(Records from a dataset)
########
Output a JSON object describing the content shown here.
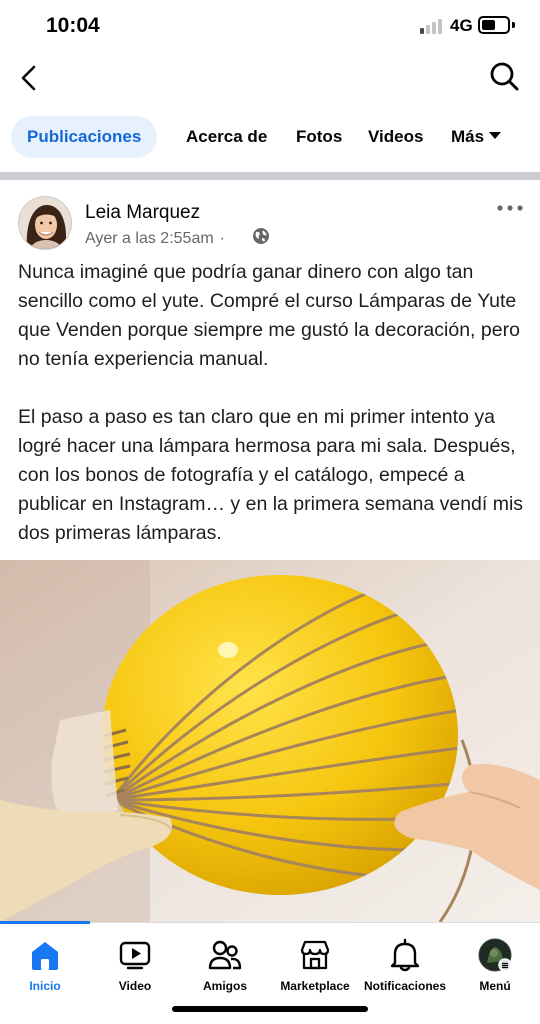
{
  "status_bar": {
    "time": "10:04",
    "network": "4G"
  },
  "header": {
    "back_icon": "back-chevron-icon",
    "search_icon": "search-icon"
  },
  "tabs": [
    {
      "label": "Publicaciones",
      "active": true
    },
    {
      "label": "Acerca de"
    },
    {
      "label": "Fotos"
    },
    {
      "label": "Videos"
    },
    {
      "label": "Más"
    }
  ],
  "post": {
    "author": "Leia Marquez",
    "timestamp": "Ayer a las 2:55am",
    "separator": "·",
    "privacy_icon": "globe-icon",
    "more_icon": "more-dots-icon",
    "paragraphs": [
      "Nunca imaginé que podría ganar dinero con algo tan sencillo como el yute. Compré el curso Lámparas de Yute que Venden porque siempre me gustó la decoración, pero no tenía experiencia manual.",
      "El paso a paso es tan claro que en mi primer intento ya logré hacer una lámpara hermosa para mi sala. Después, con los bonos de fotografía y el catálogo, empecé a publicar en Instagram… y en la primera semana vendí mis dos primeras lámparas."
    ]
  },
  "bottom_nav": [
    {
      "label": "Inicio",
      "icon": "home-icon",
      "active": true
    },
    {
      "label": "Video",
      "icon": "video-icon"
    },
    {
      "label": "Amigos",
      "icon": "friends-icon"
    },
    {
      "label": "Marketplace",
      "icon": "marketplace-icon"
    },
    {
      "label": "Notificaciones",
      "icon": "bell-icon"
    },
    {
      "label": "Menú",
      "icon": "profile-avatar-icon"
    }
  ],
  "colors": {
    "accent": "#1877f2",
    "tab_active_bg": "#e7f0fd",
    "balloon": "#f5c518",
    "twine": "#a8845a"
  }
}
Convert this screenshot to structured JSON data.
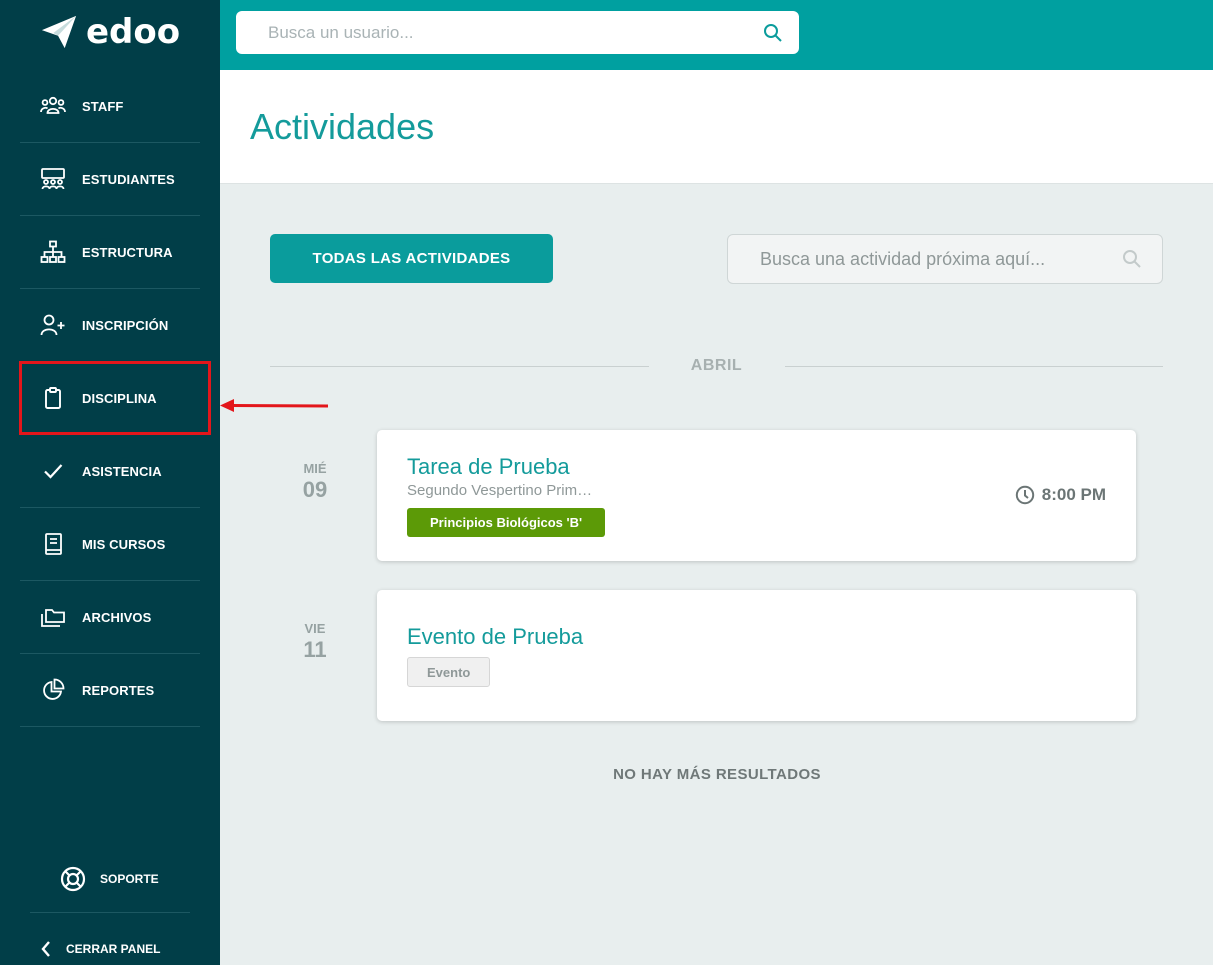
{
  "app": {
    "brand": "edoo"
  },
  "sidebar": {
    "items": [
      {
        "label": "STAFF",
        "icon": "staff-icon"
      },
      {
        "label": "ESTUDIANTES",
        "icon": "students-icon"
      },
      {
        "label": "ESTRUCTURA",
        "icon": "structure-icon"
      },
      {
        "label": "INSCRIPCIÓN",
        "icon": "add-user-icon"
      },
      {
        "label": "DISCIPLINA",
        "icon": "clipboard-icon"
      },
      {
        "label": "ASISTENCIA",
        "icon": "checkmark-icon"
      },
      {
        "label": "MIS CURSOS",
        "icon": "book-icon"
      },
      {
        "label": "ARCHIVOS",
        "icon": "folder-icon"
      },
      {
        "label": "REPORTES",
        "icon": "pie-chart-icon"
      }
    ],
    "support_label": "SOPORTE",
    "close_label": "CERRAR PANEL"
  },
  "topbar": {
    "user_search_placeholder": "Busca un usuario..."
  },
  "page": {
    "title": "Actividades"
  },
  "controls": {
    "all_activities_label": "TODAS LAS ACTIVIDADES",
    "activity_search_placeholder": "Busca una actividad próxima aquí..."
  },
  "month": "ABRIL",
  "activities": [
    {
      "dow": "MIÉ",
      "day": "09",
      "title": "Tarea de Prueba",
      "subtitle": "Segundo Vespertino Primaria",
      "tag": "Principios Biológicos 'B'",
      "time": "8:00 PM"
    },
    {
      "dow": "VIE",
      "day": "11",
      "title": "Evento de Prueba",
      "tag": "Evento"
    }
  ],
  "footer": {
    "no_more": "NO HAY MÁS RESULTADOS"
  },
  "colors": {
    "sidebar_bg": "#013e48",
    "topbar_bg": "#00a0a0",
    "accent": "#149b9b",
    "tag_green": "#5c9a07",
    "highlight": "#e3161b"
  }
}
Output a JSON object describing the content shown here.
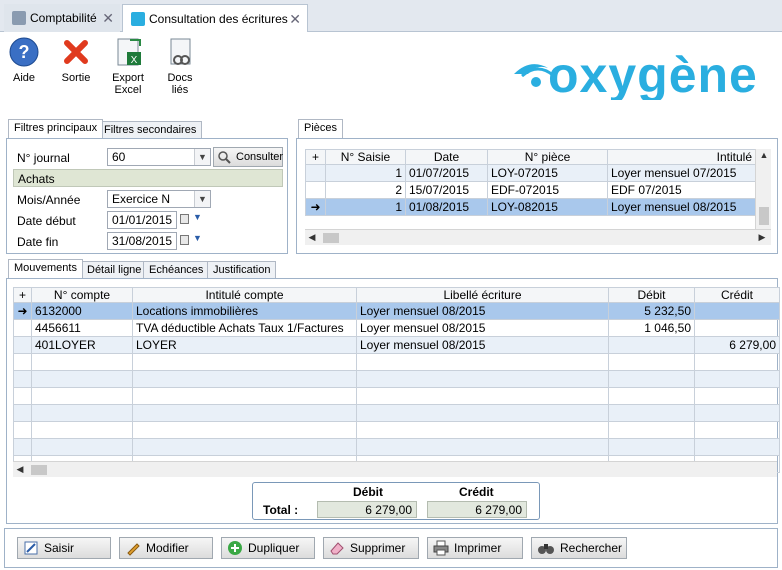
{
  "tabs": [
    {
      "label": "Comptabilité",
      "close": "✕"
    },
    {
      "label": "Consultation des écritures",
      "close": "✕"
    }
  ],
  "toolbar": {
    "help": "Aide",
    "exit": "Sortie",
    "export_line1": "Export",
    "export_line2": "Excel",
    "docs_line1": "Docs",
    "docs_line2": "liés"
  },
  "logo": {
    "text": "oxygène",
    "color": "#2aaee0"
  },
  "filters": {
    "tab_main": "Filtres principaux",
    "tab_secondary": "Filtres secondaires",
    "journal_label": "N° journal",
    "journal_value": "60",
    "consult_label": "Consulter",
    "journal_name": "Achats",
    "period_label": "Mois/Année",
    "period_value": "Exercice N",
    "start_label": "Date début",
    "start_value": "01/01/2015",
    "end_label": "Date fin",
    "end_value": "31/08/2015"
  },
  "pieces": {
    "tab": "Pièces",
    "columns": [
      "N° Saisie",
      "Date",
      "N° pièce",
      "Intitulé"
    ],
    "rows": [
      {
        "saisie": "1",
        "date": "01/07/2015",
        "piece": "LOY-072015",
        "intitule": "Loyer mensuel 07/2015"
      },
      {
        "saisie": "2",
        "date": "15/07/2015",
        "piece": "EDF-072015",
        "intitule": "EDF 07/2015"
      },
      {
        "saisie": "1",
        "date": "01/08/2015",
        "piece": "LOY-082015",
        "intitule": "Loyer mensuel 08/2015"
      }
    ]
  },
  "details": {
    "tabs": [
      "Mouvements",
      "Détail ligne",
      "Echéances",
      "Justification"
    ],
    "columns": [
      "N° compte",
      "Intitulé compte",
      "Libellé écriture",
      "Débit",
      "Crédit"
    ],
    "rows": [
      {
        "compte": "6132000",
        "intitule": "Locations immobilières",
        "libelle": "Loyer mensuel 08/2015",
        "debit": "5 232,50",
        "credit": ""
      },
      {
        "compte": "4456611",
        "intitule": "TVA déductible Achats Taux 1/Factures",
        "libelle": "Loyer mensuel 08/2015",
        "debit": "1 046,50",
        "credit": ""
      },
      {
        "compte": "401LOYER",
        "intitule": "LOYER",
        "libelle": "Loyer mensuel 08/2015",
        "debit": "",
        "credit": "6 279,00"
      }
    ]
  },
  "totals": {
    "debit_label": "Débit",
    "credit_label": "Crédit",
    "total_label": "Total :",
    "debit_value": "6 279,00",
    "credit_value": "6 279,00"
  },
  "actions": {
    "saisir": "Saisir",
    "modifier": "Modifier",
    "dupliquer": "Dupliquer",
    "supprimer": "Supprimer",
    "imprimer": "Imprimer",
    "rechercher": "Rechercher"
  }
}
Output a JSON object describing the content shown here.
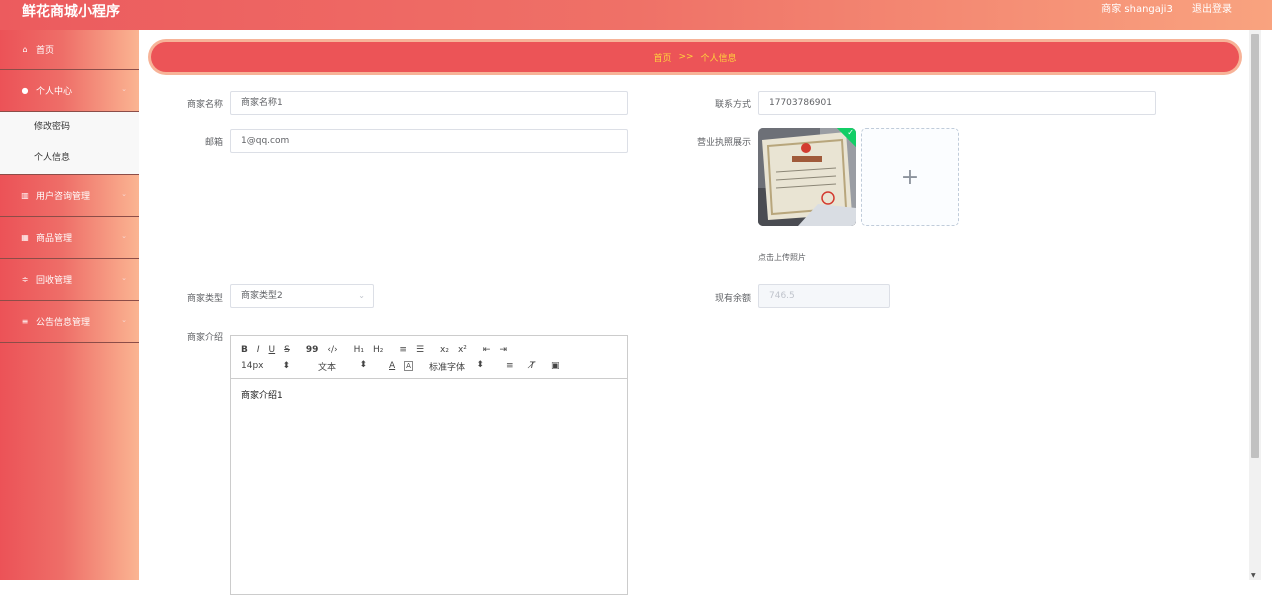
{
  "header": {
    "app_title": "鲜花商城小程序",
    "user_label": "商家 shangaji3",
    "logout_label": "退出登录"
  },
  "sidebar": {
    "items": [
      {
        "label": "首页",
        "icon": "home-icon"
      },
      {
        "label": "个人中心",
        "icon": "user-icon"
      },
      {
        "label": "用户咨询管理",
        "icon": "bar-chart-icon"
      },
      {
        "label": "商品管理",
        "icon": "grid-icon"
      },
      {
        "label": "回收管理",
        "icon": "sliders-icon"
      },
      {
        "label": "公告信息管理",
        "icon": "menu-icon"
      }
    ],
    "subitems": [
      "修改密码",
      "个人信息"
    ]
  },
  "breadcrumb": {
    "home": "首页",
    "separator": ">>",
    "current": "个人信息"
  },
  "form": {
    "merchant_name_label": "商家名称",
    "merchant_name_value": "商家名称1",
    "contact_label": "联系方式",
    "contact_value": "17703786901",
    "email_label": "邮箱",
    "email_value": "1@qq.com",
    "license_label": "营业执照展示",
    "upload_tip": "点击上传照片",
    "type_label": "商家类型",
    "type_value": "商家类型2",
    "balance_label": "现有余额",
    "balance_value": "746.5",
    "intro_label": "商家介绍"
  },
  "editor": {
    "row1": [
      "B",
      "I",
      "U",
      "S",
      "99",
      "‹/›",
      "H₁",
      "H₂",
      "≡",
      "☰",
      "x₂",
      "x²",
      "⇤",
      "⇥"
    ],
    "font_size": "14px",
    "text_type": "文本",
    "font_family": "标准字体",
    "content": "商家介绍1"
  },
  "colors": {
    "accent": "#ec5457",
    "breadcrumb_text": "#ffd33d"
  }
}
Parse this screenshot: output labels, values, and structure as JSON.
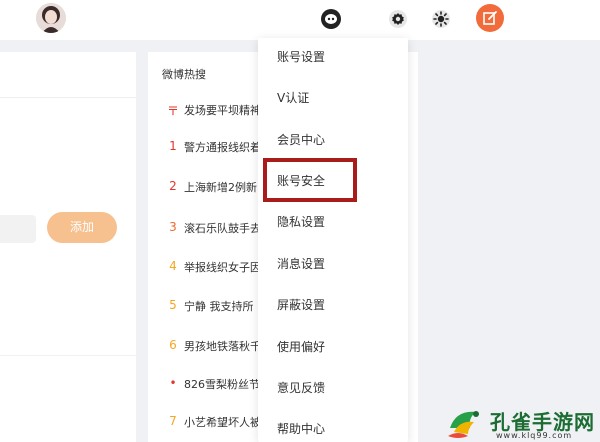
{
  "colors": {
    "accent": "#f26b3a",
    "add_button": "#f7c08f",
    "rank_color": "#f5a623",
    "top_rank": "#e2362d",
    "highlight_border": "#a81c1c",
    "watermark_green": "#1c6d33"
  },
  "topbar": {
    "icons": [
      "avatar",
      "message-icon",
      "gear-icon",
      "sun-icon",
      "compose-icon"
    ]
  },
  "left_panel": {
    "add_label": "添加"
  },
  "hot_search": {
    "title": "微博热搜",
    "items": [
      {
        "rank": "〒",
        "text": "发场要平坝精神"
      },
      {
        "rank": "1",
        "text": "警方通报线织着"
      },
      {
        "rank": "2",
        "text": "上海新增2例新"
      },
      {
        "rank": "3",
        "text": "滚石乐队鼓手去"
      },
      {
        "rank": "4",
        "text": "举报线织女子因"
      },
      {
        "rank": "5",
        "text": "宁静 我支持所"
      },
      {
        "rank": "6",
        "text": "男孩地铁落秋千"
      },
      {
        "rank": "•",
        "text": "826雪梨粉丝节"
      },
      {
        "rank": "7",
        "text": "小艺希望坏人被"
      }
    ]
  },
  "dropdown": {
    "items": [
      "账号设置",
      "V认证",
      "会员中心",
      "账号安全",
      "隐私设置",
      "消息设置",
      "屏蔽设置",
      "使用偏好",
      "意见反馈",
      "帮助中心"
    ],
    "highlighted_index": 3
  },
  "watermark": {
    "name": "孔雀手游网",
    "url": "www.klq99.com"
  }
}
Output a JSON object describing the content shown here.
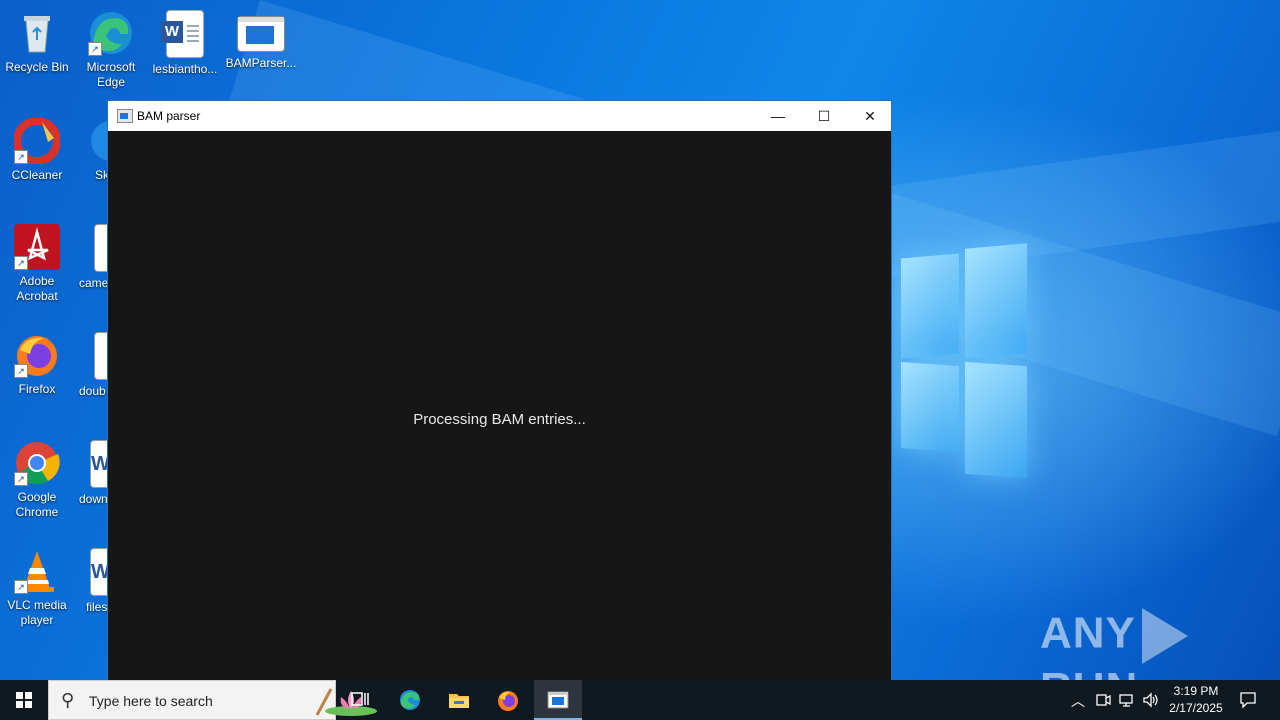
{
  "desktop": {
    "icons": [
      {
        "label": "Recycle Bin"
      },
      {
        "label": "Microsoft Edge"
      },
      {
        "label": "lesbiantho..."
      },
      {
        "label": "BAMParser..."
      },
      {
        "label": "CCleaner"
      },
      {
        "label": "Sk"
      },
      {
        "label": "Adobe Acrobat"
      },
      {
        "label": "came"
      },
      {
        "label": "Firefox"
      },
      {
        "label": "doub"
      },
      {
        "label": "Google Chrome"
      },
      {
        "label": "down"
      },
      {
        "label": "VLC media player"
      },
      {
        "label": "files"
      }
    ]
  },
  "window": {
    "title": "BAM parser",
    "minimize_glyph": "—",
    "maximize_glyph": "☐",
    "close_glyph": "✕",
    "status_text": "Processing BAM entries..."
  },
  "watermark": {
    "left": "ANY",
    "right": "RUN"
  },
  "taskbar": {
    "search_placeholder": "Type here to search",
    "apps": [
      "task-view",
      "microsoft-edge",
      "file-explorer",
      "firefox",
      "bam-parser"
    ],
    "time": "3:19 PM",
    "date": "2/17/2025"
  },
  "colors": {
    "taskbar": "#101820",
    "window_bg": "#161616",
    "accent": "#76b9ed"
  }
}
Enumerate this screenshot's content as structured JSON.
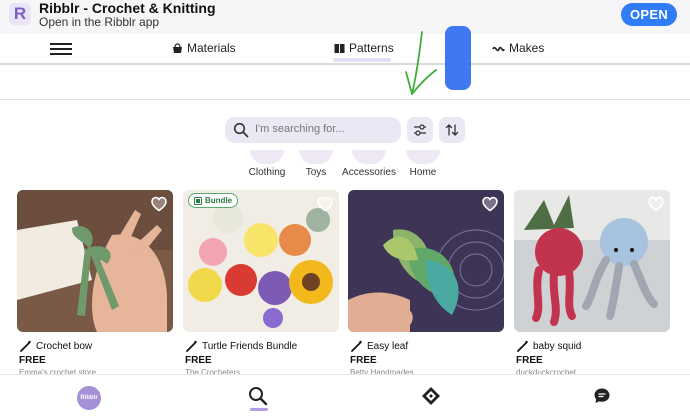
{
  "banner": {
    "app_icon_letter": "R",
    "title": "Ribblr - Crochet & Knitting",
    "subtitle": "Open in the Ribblr app",
    "open_label": "OPEN"
  },
  "nav": {
    "materials": "Materials",
    "patterns": "Patterns",
    "makes": "Makes"
  },
  "search": {
    "placeholder": "I'm searching for..."
  },
  "categories": [
    "Clothing",
    "Toys",
    "Accessories",
    "Home"
  ],
  "cards": [
    {
      "title": "Crochet bow",
      "price": "FREE",
      "store": "Emma's crochet store"
    },
    {
      "title": "Turtle Friends Bundle",
      "price": "FREE",
      "store": "The Crocheters",
      "badge": "Bundle"
    },
    {
      "title": "Easy leaf",
      "price": "FREE",
      "store": "Betty Handmades"
    },
    {
      "title": "baby squid",
      "price": "FREE",
      "store": "duckduckcrochet"
    }
  ],
  "bottom_nav": {
    "home_label": "Ribblr"
  },
  "colors": {
    "accent": "#2f7cf6",
    "lavender": "#ece7f4",
    "brand_purple": "#a58fd6"
  }
}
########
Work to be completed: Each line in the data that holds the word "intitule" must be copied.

The answer:
        "intitule": "Loyer mensuel 07/2015"
        "intitule": "EDF 07/2015"
        "intitule": "Loyer mensuel 08/2015"
        "intitule": "Locations immobilières",
        "intitule": "TVA déductible Achats Taux 1/Factures",
        "intitule": "LOYER",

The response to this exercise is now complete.